Ford Taurus: Charging Into the Future
Earning the status as Ford’s fourth oldest nameplate currently sold in North America, the Ford Taurus has etched its name and claimed its fame into the midsize family sedan and wagon market. With features that revolutionized the market of fuel efficient designs, it has continued to charge its way to success. Despite its fall in the mid 2000s, the Ford Taurus has found its way back with new safety features, plush and quiet cruising, and an impressive design to keep up with today’s demands.
1986-1991: Employing aerodynamics
The first generation of Ford Taurus was introduced to replace the slow-selling Ford Granada. With its first in-car design and quality standards, the Taurus charged its way to fame immediately. It transitioned from rear to front wheel drive and featured a rounder appearance with a highly customizable interior. Equipped with either a V6 or inline four-cylinder engine, the pioneer generation is known for optimum fuel efficiency with its aerodynamic design.
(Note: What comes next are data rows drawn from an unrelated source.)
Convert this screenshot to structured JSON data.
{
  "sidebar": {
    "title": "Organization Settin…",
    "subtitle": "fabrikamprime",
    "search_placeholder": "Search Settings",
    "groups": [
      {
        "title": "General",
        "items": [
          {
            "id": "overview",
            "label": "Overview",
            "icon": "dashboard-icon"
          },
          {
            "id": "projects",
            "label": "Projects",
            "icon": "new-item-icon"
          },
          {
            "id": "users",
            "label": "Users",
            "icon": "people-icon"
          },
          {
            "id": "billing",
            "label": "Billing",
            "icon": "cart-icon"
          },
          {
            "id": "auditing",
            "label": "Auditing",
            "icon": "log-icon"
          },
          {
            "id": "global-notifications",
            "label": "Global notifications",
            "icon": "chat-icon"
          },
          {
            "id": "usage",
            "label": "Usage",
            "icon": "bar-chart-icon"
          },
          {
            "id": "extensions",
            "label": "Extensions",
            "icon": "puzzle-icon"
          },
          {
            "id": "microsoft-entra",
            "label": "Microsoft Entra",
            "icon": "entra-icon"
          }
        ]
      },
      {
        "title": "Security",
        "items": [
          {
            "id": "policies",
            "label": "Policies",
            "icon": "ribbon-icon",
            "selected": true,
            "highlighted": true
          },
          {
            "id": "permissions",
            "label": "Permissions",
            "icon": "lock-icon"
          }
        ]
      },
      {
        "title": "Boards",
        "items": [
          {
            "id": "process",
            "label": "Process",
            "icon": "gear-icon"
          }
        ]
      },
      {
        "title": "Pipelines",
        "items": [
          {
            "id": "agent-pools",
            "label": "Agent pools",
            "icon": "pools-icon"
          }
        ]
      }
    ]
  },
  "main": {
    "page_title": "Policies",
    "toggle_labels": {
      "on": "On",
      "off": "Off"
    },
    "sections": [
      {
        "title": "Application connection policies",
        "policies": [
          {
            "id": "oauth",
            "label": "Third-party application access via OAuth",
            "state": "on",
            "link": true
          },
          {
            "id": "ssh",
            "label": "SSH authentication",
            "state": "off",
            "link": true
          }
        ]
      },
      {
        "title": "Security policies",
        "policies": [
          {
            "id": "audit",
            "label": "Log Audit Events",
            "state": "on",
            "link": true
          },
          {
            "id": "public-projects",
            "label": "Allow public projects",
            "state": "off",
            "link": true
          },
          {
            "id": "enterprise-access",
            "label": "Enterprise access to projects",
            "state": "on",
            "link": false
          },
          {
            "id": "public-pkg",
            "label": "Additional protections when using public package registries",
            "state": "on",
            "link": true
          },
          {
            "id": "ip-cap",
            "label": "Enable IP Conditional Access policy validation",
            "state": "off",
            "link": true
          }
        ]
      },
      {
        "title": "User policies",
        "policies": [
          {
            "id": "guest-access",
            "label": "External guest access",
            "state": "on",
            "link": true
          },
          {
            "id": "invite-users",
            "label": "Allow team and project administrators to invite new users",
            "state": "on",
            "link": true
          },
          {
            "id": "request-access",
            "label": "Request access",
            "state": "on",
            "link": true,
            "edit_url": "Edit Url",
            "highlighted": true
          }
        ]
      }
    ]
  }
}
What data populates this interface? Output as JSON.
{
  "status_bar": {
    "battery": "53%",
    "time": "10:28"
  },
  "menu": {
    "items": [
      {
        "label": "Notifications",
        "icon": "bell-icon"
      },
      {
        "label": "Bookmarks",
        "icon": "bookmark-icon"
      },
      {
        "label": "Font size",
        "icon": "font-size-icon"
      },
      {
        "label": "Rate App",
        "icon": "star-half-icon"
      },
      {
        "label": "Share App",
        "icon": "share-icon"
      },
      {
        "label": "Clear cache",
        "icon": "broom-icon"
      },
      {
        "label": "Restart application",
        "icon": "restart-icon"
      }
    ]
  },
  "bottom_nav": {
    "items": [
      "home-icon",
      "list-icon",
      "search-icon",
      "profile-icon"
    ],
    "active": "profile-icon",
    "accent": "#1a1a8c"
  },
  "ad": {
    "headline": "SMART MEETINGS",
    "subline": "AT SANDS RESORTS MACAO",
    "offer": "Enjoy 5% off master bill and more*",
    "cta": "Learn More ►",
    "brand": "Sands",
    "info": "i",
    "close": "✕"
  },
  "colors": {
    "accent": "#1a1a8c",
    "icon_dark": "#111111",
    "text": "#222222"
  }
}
1992-1995: Earning best-seller status
Using the same overall shape but with new body panels, the Ford Taurus kept its charm to the sedan and wagon market, as it earned the title
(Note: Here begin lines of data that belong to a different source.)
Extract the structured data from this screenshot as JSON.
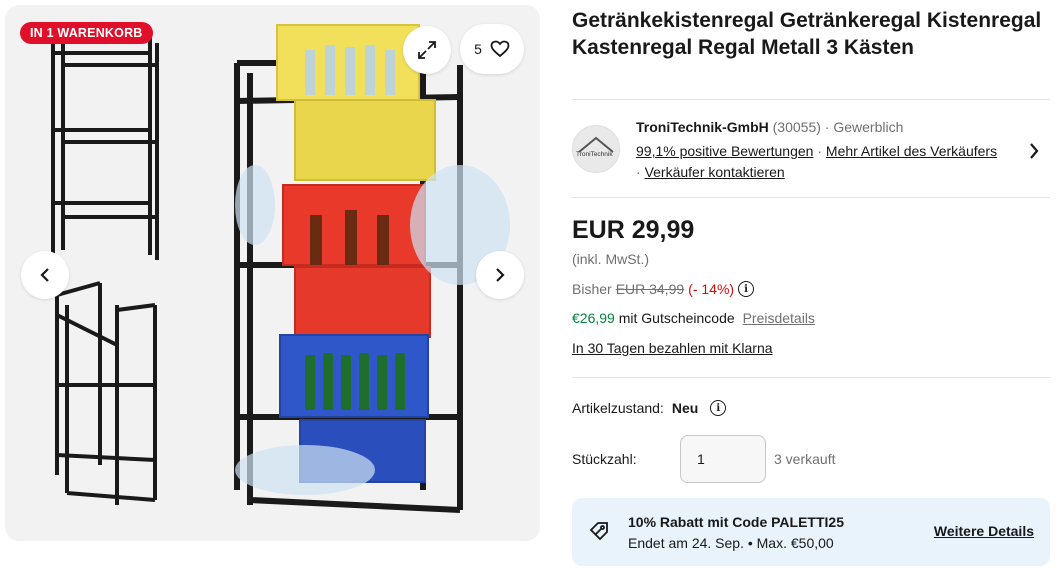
{
  "gallery": {
    "badge": "IN 1 WARENKORB",
    "watch_count": "5",
    "icons": {
      "expand": "expand-icon",
      "heart": "heart-icon",
      "prev": "chevron-left-icon",
      "next": "chevron-right-icon"
    }
  },
  "product": {
    "title": "Getränkekistenregal Getränkeregal Kistenregal Kastenregal Regal Metall 3 Kästen"
  },
  "seller": {
    "name": "TroniTechnik-GmbH",
    "feedback_count": "(30055)",
    "type": "Gewerblich",
    "positive": "99,1% positive Bewertungen",
    "more_items": "Mehr Artikel des Verkäufers",
    "contact": "Verkäufer kontaktieren",
    "logo_text": "TroniTechnik"
  },
  "price": {
    "current": "EUR 29,99",
    "vat": "(inkl. MwSt.)",
    "was_label": "Bisher",
    "was": "EUR 34,99",
    "discount": "(- 14%)",
    "coupon_price": "€26,99",
    "coupon_text": "mit Gutscheincode",
    "coupon_link": "Preisdetails",
    "klarna": "In 30 Tagen bezahlen mit Klarna"
  },
  "condition": {
    "label": "Artikelzustand:",
    "value": "Neu"
  },
  "quantity": {
    "label": "Stückzahl:",
    "value": "1",
    "sold": "3 verkauft"
  },
  "promo": {
    "title": "10% Rabatt mit Code PALETTI25",
    "sub": "Endet am 24. Sep. • Max. €50,00",
    "link": "Weitere Details"
  },
  "colors": {
    "badge": "#e0102a",
    "green": "#05823f",
    "discount": "#d50b0b",
    "promo_bg": "#e8f3fb"
  }
}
Best-selling Car in America from 1992 through 1995. This generation featured a V6 engine exclusive Taurus for smoother engine performance. By the end of its batch, the SE trim level was introduced with alloy wheels, bucket seats, and a console to give the sedan a sporty look.
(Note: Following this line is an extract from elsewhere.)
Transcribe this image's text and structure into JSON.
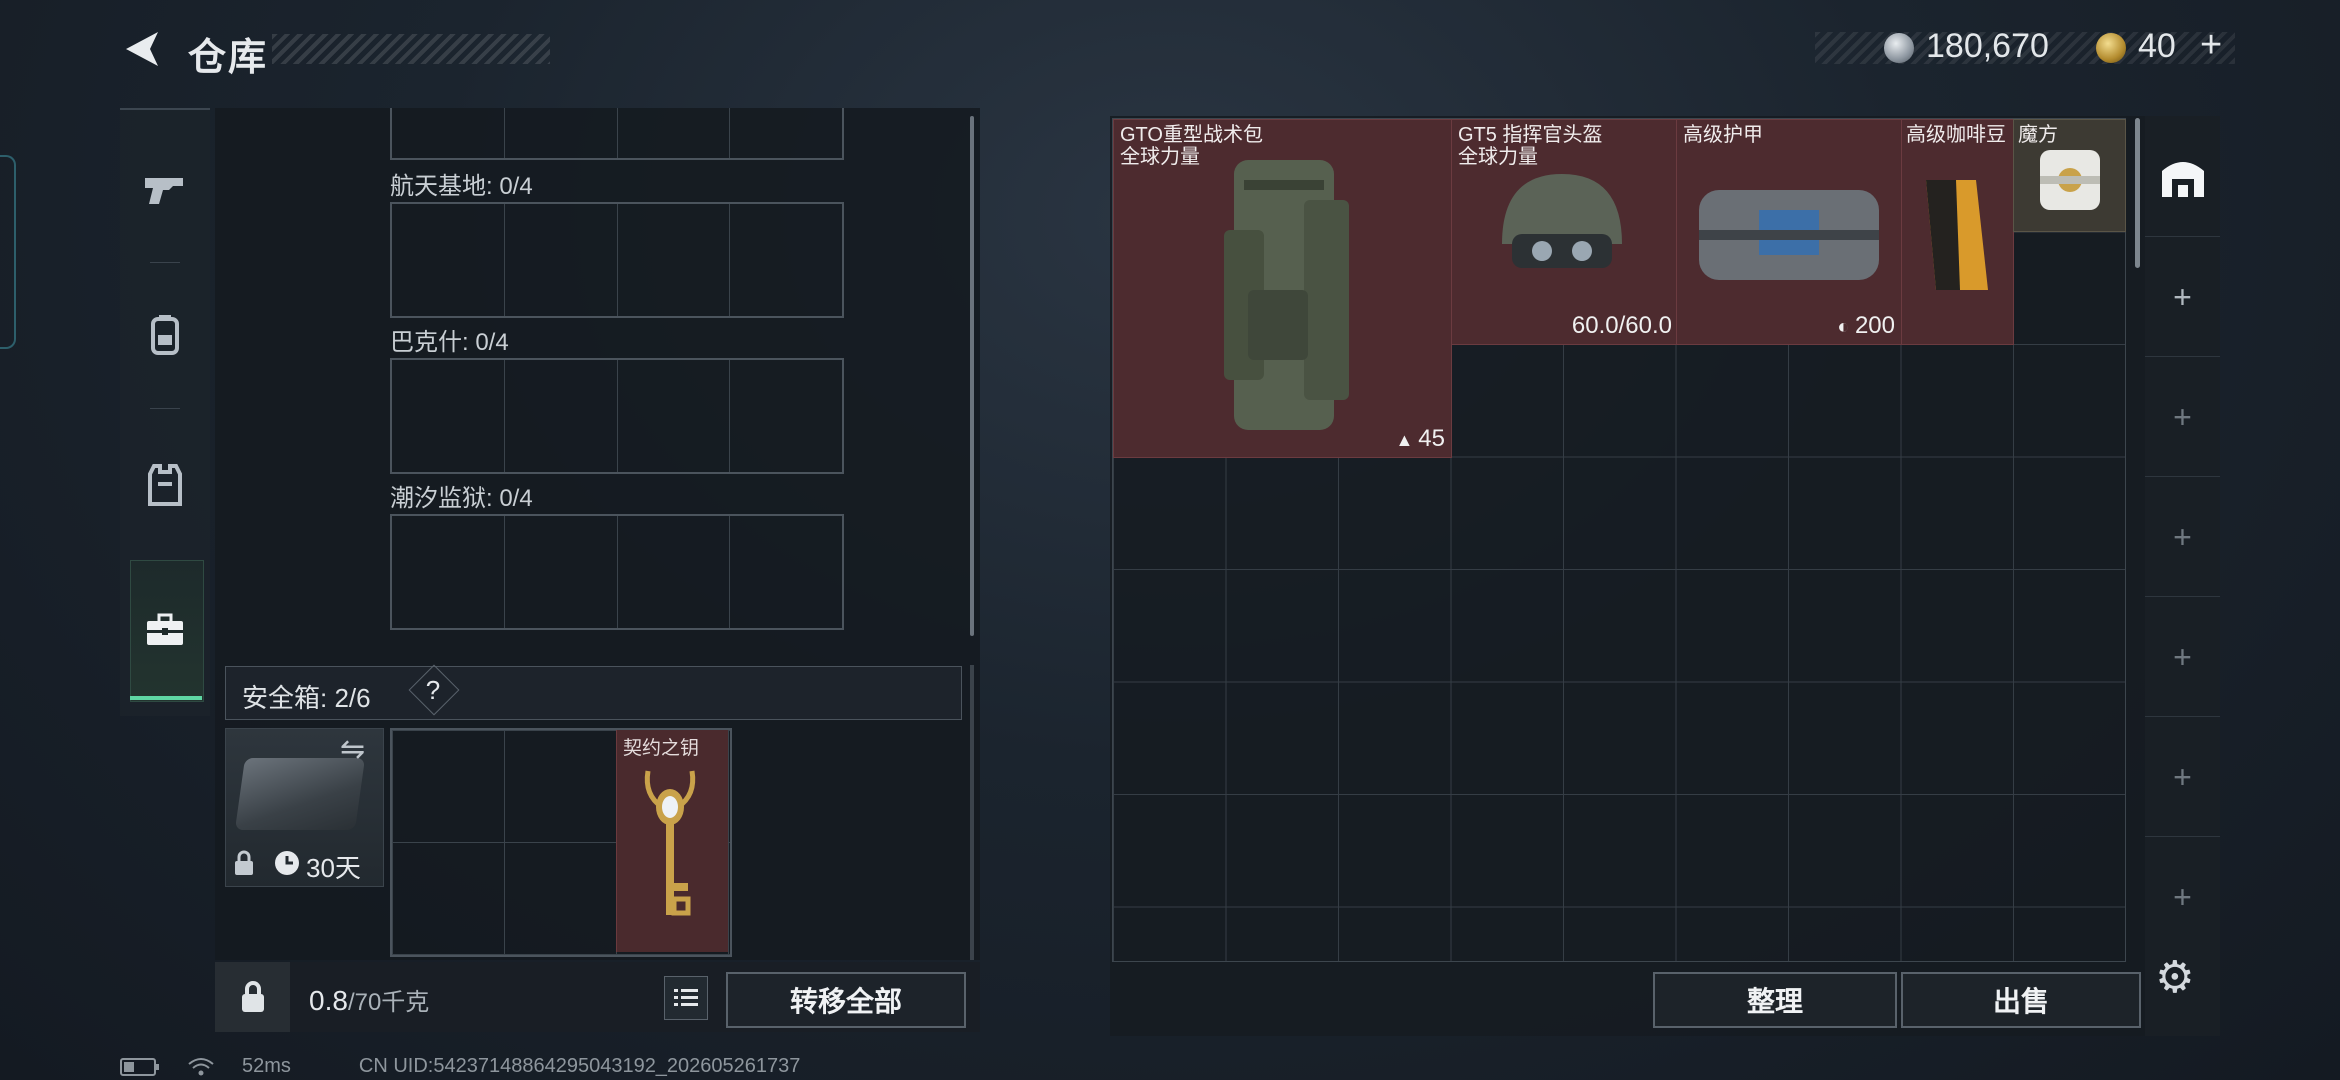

1996-1999: Shifting to an oval design
The third generation of the Ford Taurus experimented on an elliptical design in both its exterior and interior. In fact, the grille opening, rear window, greenhouse and the taillights all had oval shapes. Additionally, the instrument-cluster housing and center panel for the climate and stereo controls were also in oval form.
By 1997, the Taurus broke new grounds as it was the first sedan to be approved in the NASCAR completion. A few years later, Ford shifted focus on vehicle safety as its Taurus gained the highest rating in frontal crash tests.
2000-2007: The fall
The increasingly competitive sedan market has led the fourth generation to reduce its car price. Additionally, the Taurus minimized its oval design because of its decreasing sales. Due to the waning popularity, both the sedan and wagon types were discontinued in 2004. Two years later, rumors of reviving the Taurus surfaced, and finally the news was confirmed in 2007.
2008-2009: Rebirth from the Five Hundred
The fifth generation of the Taurus found its rebirth in the Ford Five hundred. With a new V6 engine, it received a boosted performance of 263 horsepower to suit its full-size body style. In addition, a six-speed automatic transmission became standard.
2010-present: Refreshing the Taurus
The sixth generation offered a sleeker, less conservative-looking sedan with lower roofline for a little less headroom. It is slowly transitioning into a protection-oriented auto with standard safety features that include electronic stability, traction control, four-wheel anti-lock brakes, six airbags, ignition disable, and post-crash SOS alert.